Among the entries that follow, some lines contain the word "bilden". Show all of them.
◇ ◇ ◇
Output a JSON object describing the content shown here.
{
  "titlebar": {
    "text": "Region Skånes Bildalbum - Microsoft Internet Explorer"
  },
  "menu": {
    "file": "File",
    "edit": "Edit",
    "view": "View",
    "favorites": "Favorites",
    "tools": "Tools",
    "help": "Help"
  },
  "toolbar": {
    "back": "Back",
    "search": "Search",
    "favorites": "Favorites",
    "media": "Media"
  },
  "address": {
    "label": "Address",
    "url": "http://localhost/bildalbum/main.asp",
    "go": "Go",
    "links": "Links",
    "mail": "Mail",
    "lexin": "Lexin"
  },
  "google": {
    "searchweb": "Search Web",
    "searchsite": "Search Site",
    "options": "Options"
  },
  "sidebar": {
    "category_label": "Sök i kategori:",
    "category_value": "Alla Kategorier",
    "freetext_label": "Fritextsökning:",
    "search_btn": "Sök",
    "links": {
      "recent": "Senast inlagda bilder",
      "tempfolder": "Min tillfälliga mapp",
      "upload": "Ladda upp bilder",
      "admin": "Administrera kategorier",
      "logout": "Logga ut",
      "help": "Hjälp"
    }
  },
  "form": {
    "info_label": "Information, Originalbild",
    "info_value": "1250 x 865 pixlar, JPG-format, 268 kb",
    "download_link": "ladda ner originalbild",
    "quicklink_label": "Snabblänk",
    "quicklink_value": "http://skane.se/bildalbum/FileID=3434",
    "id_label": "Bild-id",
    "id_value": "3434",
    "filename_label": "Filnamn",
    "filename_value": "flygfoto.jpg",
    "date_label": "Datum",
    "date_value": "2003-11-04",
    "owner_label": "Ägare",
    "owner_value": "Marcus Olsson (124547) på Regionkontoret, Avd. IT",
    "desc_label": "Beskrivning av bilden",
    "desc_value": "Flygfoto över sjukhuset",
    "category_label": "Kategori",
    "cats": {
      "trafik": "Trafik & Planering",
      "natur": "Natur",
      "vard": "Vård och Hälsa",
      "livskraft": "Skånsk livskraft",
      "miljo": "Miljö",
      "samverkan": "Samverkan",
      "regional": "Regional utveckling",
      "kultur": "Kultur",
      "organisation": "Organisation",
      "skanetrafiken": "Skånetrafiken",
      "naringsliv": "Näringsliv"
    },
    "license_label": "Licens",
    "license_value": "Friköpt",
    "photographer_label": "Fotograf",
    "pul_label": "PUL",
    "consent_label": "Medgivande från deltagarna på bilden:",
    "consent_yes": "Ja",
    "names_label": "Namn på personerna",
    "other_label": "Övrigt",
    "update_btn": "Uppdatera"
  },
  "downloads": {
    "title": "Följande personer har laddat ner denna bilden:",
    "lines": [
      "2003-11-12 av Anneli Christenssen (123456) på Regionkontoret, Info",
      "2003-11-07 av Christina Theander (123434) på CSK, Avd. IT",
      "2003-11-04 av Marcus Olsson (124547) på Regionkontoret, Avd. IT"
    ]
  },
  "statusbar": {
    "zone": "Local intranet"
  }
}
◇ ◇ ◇
→ Answer for the task:
    "desc_label": "Beskrivning av bilden",
    "consent_label": "Medgivande från deltagarna på bilden:",
    "title": "Följande personer har laddat ner denna bilden:",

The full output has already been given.